Blogging adds structure to my life. I pretend it is work. I force myself to get out and do stuff so I can have things to write about, and I block out time at the end of every week to type up my report. Then, on Monday mornings, when everyone else goes off to their jobs, I sit at the computer and publish “my work.”

I blog because I love to work. And I love the pride that comes from producing something.

I blog because my daughter blogged. It is a connection to her, one of the ways she continues to shape my life.

Blogging is a weekly evaluation, a review of my current emotional state. It’s an opportunity to remember what made me smile that week, what hardship or fears I overcame.

I blog to know I’m not alone. To reach out. To hopefully offer comfort to someone else. To hear from people and make new connections in a world where I was once, simply and happily, my children’s mom.

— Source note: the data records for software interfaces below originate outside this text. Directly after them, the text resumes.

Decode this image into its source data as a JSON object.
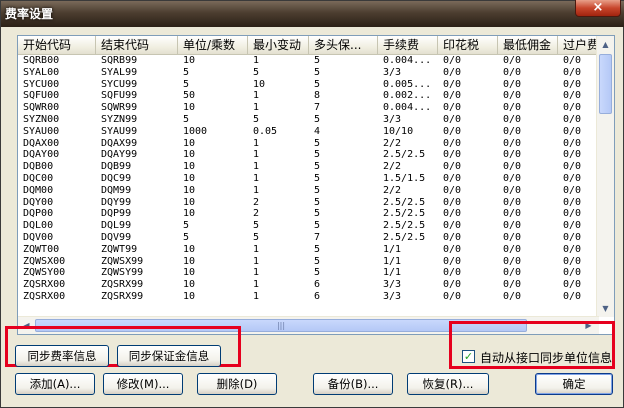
{
  "window": {
    "title": "费率设置",
    "close_glyph": "×"
  },
  "grid": {
    "columns": [
      "开始代码",
      "结束代码",
      "单位/乘数",
      "最小变动",
      "多头保...",
      "手续费",
      "印花税",
      "最低佣金",
      "过户费"
    ],
    "rows": [
      [
        "SQRB00",
        "SQRB99",
        "10",
        "1",
        "5",
        "0.004...",
        "0/0",
        "0/0",
        "0/0"
      ],
      [
        "SYAL00",
        "SYAL99",
        "5",
        "5",
        "5",
        "3/3",
        "0/0",
        "0/0",
        "0/0"
      ],
      [
        "SYCU00",
        "SYCU99",
        "5",
        "10",
        "5",
        "0.005...",
        "0/0",
        "0/0",
        "0/0"
      ],
      [
        "SQFU00",
        "SQFU99",
        "50",
        "1",
        "8",
        "0.002...",
        "0/0",
        "0/0",
        "0/0"
      ],
      [
        "SQWR00",
        "SQWR99",
        "10",
        "1",
        "7",
        "0.004...",
        "0/0",
        "0/0",
        "0/0"
      ],
      [
        "SYZN00",
        "SYZN99",
        "5",
        "5",
        "5",
        "3/3",
        "0/0",
        "0/0",
        "0/0"
      ],
      [
        "SYAU00",
        "SYAU99",
        "1000",
        "0.05",
        "4",
        "10/10",
        "0/0",
        "0/0",
        "0/0"
      ],
      [
        "DQAX00",
        "DQAX99",
        "10",
        "1",
        "5",
        "2/2",
        "0/0",
        "0/0",
        "0/0"
      ],
      [
        "DQAY00",
        "DQAY99",
        "10",
        "1",
        "5",
        "2.5/2.5",
        "0/0",
        "0/0",
        "0/0"
      ],
      [
        "DQB00",
        "DQB99",
        "10",
        "1",
        "5",
        "2/2",
        "0/0",
        "0/0",
        "0/0"
      ],
      [
        "DQC00",
        "DQC99",
        "10",
        "1",
        "5",
        "1.5/1.5",
        "0/0",
        "0/0",
        "0/0"
      ],
      [
        "DQM00",
        "DQM99",
        "10",
        "1",
        "5",
        "2/2",
        "0/0",
        "0/0",
        "0/0"
      ],
      [
        "DQY00",
        "DQY99",
        "10",
        "2",
        "5",
        "2.5/2.5",
        "0/0",
        "0/0",
        "0/0"
      ],
      [
        "DQP00",
        "DQP99",
        "10",
        "2",
        "5",
        "2.5/2.5",
        "0/0",
        "0/0",
        "0/0"
      ],
      [
        "DQL00",
        "DQL99",
        "5",
        "5",
        "5",
        "2.5/2.5",
        "0/0",
        "0/0",
        "0/0"
      ],
      [
        "DQV00",
        "DQV99",
        "5",
        "5",
        "7",
        "2.5/2.5",
        "0/0",
        "0/0",
        "0/0"
      ],
      [
        "ZQWT00",
        "ZQWT99",
        "10",
        "1",
        "5",
        "1/1",
        "0/0",
        "0/0",
        "0/0"
      ],
      [
        "ZQWSX00",
        "ZQWSX99",
        "10",
        "1",
        "5",
        "1/1",
        "0/0",
        "0/0",
        "0/0"
      ],
      [
        "ZQWSY00",
        "ZQWSY99",
        "10",
        "1",
        "5",
        "1/1",
        "0/0",
        "0/0",
        "0/0"
      ],
      [
        "ZQSRX00",
        "ZQSRX99",
        "10",
        "1",
        "6",
        "3/3",
        "0/0",
        "0/0",
        "0/0"
      ],
      [
        "ZQSRX00",
        "ZQSRX99",
        "10",
        "1",
        "6",
        "3/3",
        "0/0",
        "0/0",
        "0/0"
      ]
    ],
    "scroll_glyphs": {
      "up": "▲",
      "down": "▼",
      "left": "◀",
      "right": "▶",
      "grip": "|||"
    }
  },
  "sync": {
    "sync_fee_label": "同步费率信息",
    "sync_margin_label": "同步保证金信息",
    "auto_sync_label": "自动从接口同步单位信息",
    "auto_sync_checked": true,
    "check_glyph": "✓"
  },
  "buttons": {
    "add": "添加(A)...",
    "modify": "修改(M)...",
    "delete": "删除(D)",
    "backup": "备份(B)...",
    "restore": "恢复(R)...",
    "ok": "确定"
  },
  "colors": {
    "highlight_box": "#e6001e",
    "title_bar": "#4c3e30"
  }
}
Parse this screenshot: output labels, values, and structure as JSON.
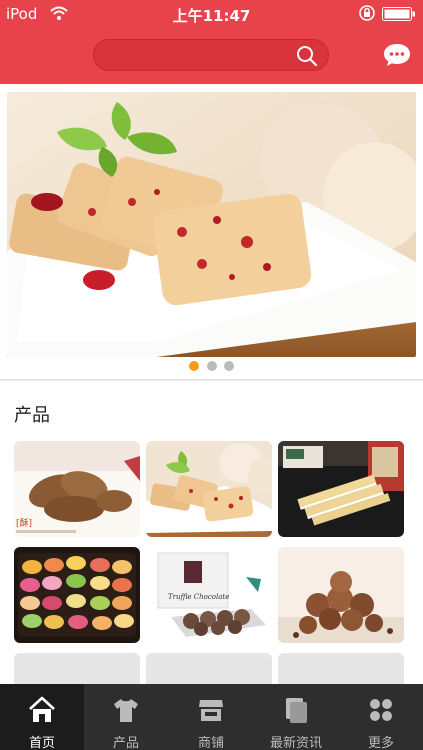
{
  "status_bar": {
    "carrier": "iPod",
    "time": "上午11:47"
  },
  "header": {
    "search_icon": "search-icon",
    "chat_icon": "chat-bubble-icon"
  },
  "banner": {
    "image": "cranberry cookies with eggs on white plate",
    "dots_total": 3,
    "active_dot": 1
  },
  "products": {
    "title": "产品",
    "brand_tag": "[酥]",
    "chocolate_label": "Truffle Chocolate",
    "items": [
      "product-pastry-twists",
      "product-cranberry-cookies",
      "product-sandwich-biscuits",
      "product-macarons",
      "product-truffle-box",
      "product-cocoa-truffles"
    ]
  },
  "tab_bar": {
    "tabs": [
      {
        "label": "首页",
        "icon": "home-icon",
        "active": true
      },
      {
        "label": "产品",
        "icon": "tshirt-icon",
        "active": false
      },
      {
        "label": "商铺",
        "icon": "store-icon",
        "active": false
      },
      {
        "label": "最新资讯",
        "icon": "news-icon",
        "active": false
      },
      {
        "label": "更多",
        "icon": "grid-icon",
        "active": false
      }
    ]
  },
  "colors": {
    "brand_red": "#e8424b",
    "tab_bar_bg": "#2e2e2e",
    "active_dot": "#f59a1a"
  }
}
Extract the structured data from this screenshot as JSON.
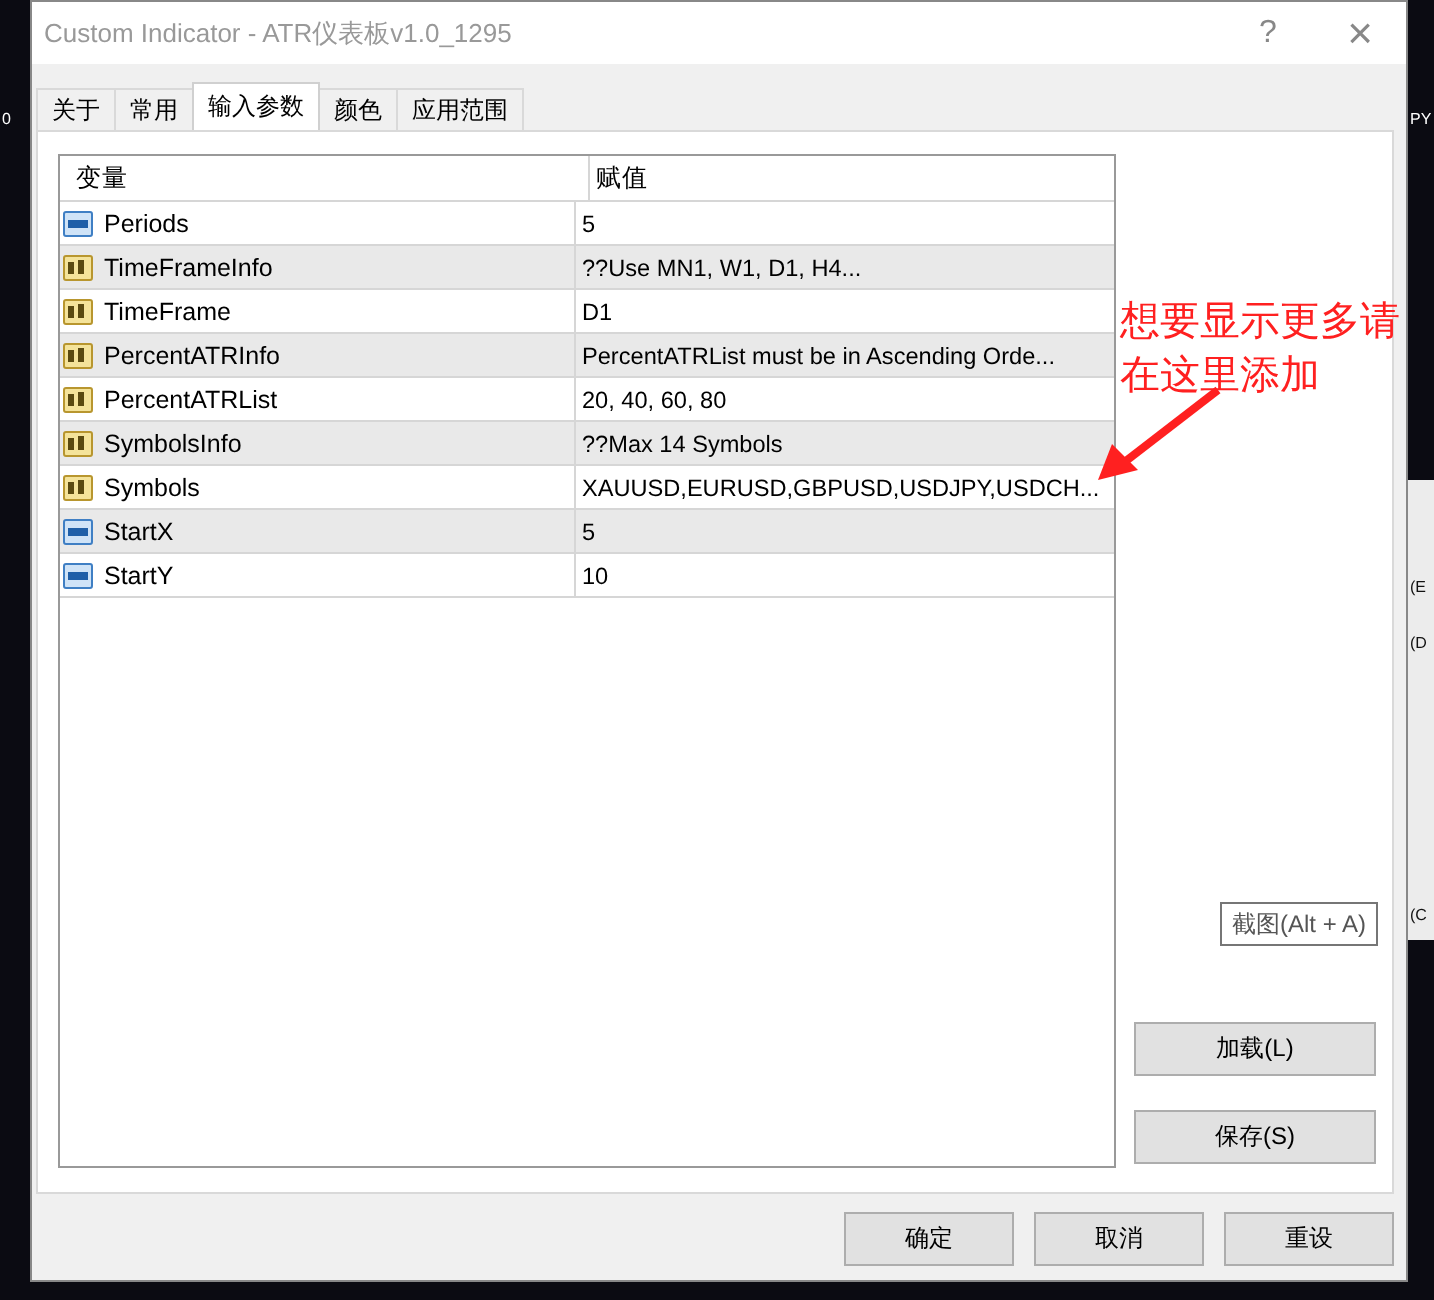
{
  "window": {
    "title": "Custom Indicator - ATR仪表板v1.0_1295",
    "help": "?",
    "close": "×"
  },
  "tabs": [
    {
      "label": "关于",
      "selected": false
    },
    {
      "label": "常用",
      "selected": false
    },
    {
      "label": "输入参数",
      "selected": true
    },
    {
      "label": "颜色",
      "selected": false
    },
    {
      "label": "应用范围",
      "selected": false
    }
  ],
  "table": {
    "columns": [
      "变量",
      "赋值"
    ],
    "rows": [
      {
        "kind": "int",
        "name": "Periods",
        "value": "5"
      },
      {
        "kind": "string",
        "name": "TimeFrameInfo",
        "value": "??Use MN1, W1, D1, H4..."
      },
      {
        "kind": "string",
        "name": "TimeFrame",
        "value": "D1"
      },
      {
        "kind": "string",
        "name": "PercentATRInfo",
        "value": "PercentATRList must be in Ascending Orde..."
      },
      {
        "kind": "string",
        "name": "PercentATRList",
        "value": "20, 40, 60, 80"
      },
      {
        "kind": "string",
        "name": "SymbolsInfo",
        "value": "??Max 14 Symbols"
      },
      {
        "kind": "string",
        "name": "Symbols",
        "value": "XAUUSD,EURUSD,GBPUSD,USDJPY,USDCH..."
      },
      {
        "kind": "int",
        "name": "StartX",
        "value": "5"
      },
      {
        "kind": "int",
        "name": "StartY",
        "value": "10"
      }
    ]
  },
  "side_buttons": [
    "加载(L)",
    "保存(S)"
  ],
  "tooltip": "截图(Alt + A)",
  "annotation": "想要显示更多请在这里添加",
  "buttons": [
    "确定",
    "取消",
    "重设"
  ],
  "left_background_text": [
    "0"
  ],
  "right_background_text": [
    "PY",
    "(E",
    "(D",
    "(C"
  ]
}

Like so many others, I’ve had to reinvent myself. “I’m a blogger and photographer,” I say now, when asked what I do.

Mostly, I blog to remind myself, and others, that even when we’ve lost what we thought we could not live without, there is yet more joy and beauty and love to sustain us. “I’m looking for joy,” I tell my friends, as I search for the highlight of my week. Something fresh, and green. Something that stands out and slaps my heart awake. Blogging keeps me on the lookout for people, events, and moments that make me feel alive. If all I find is sadness, I write another lament. But when I discover something joyful, however small, I celebrate it. I love the heck out of it. And then I share it with you in a blog.

Thank you for being out there and listening. What do you do to keep moving forward?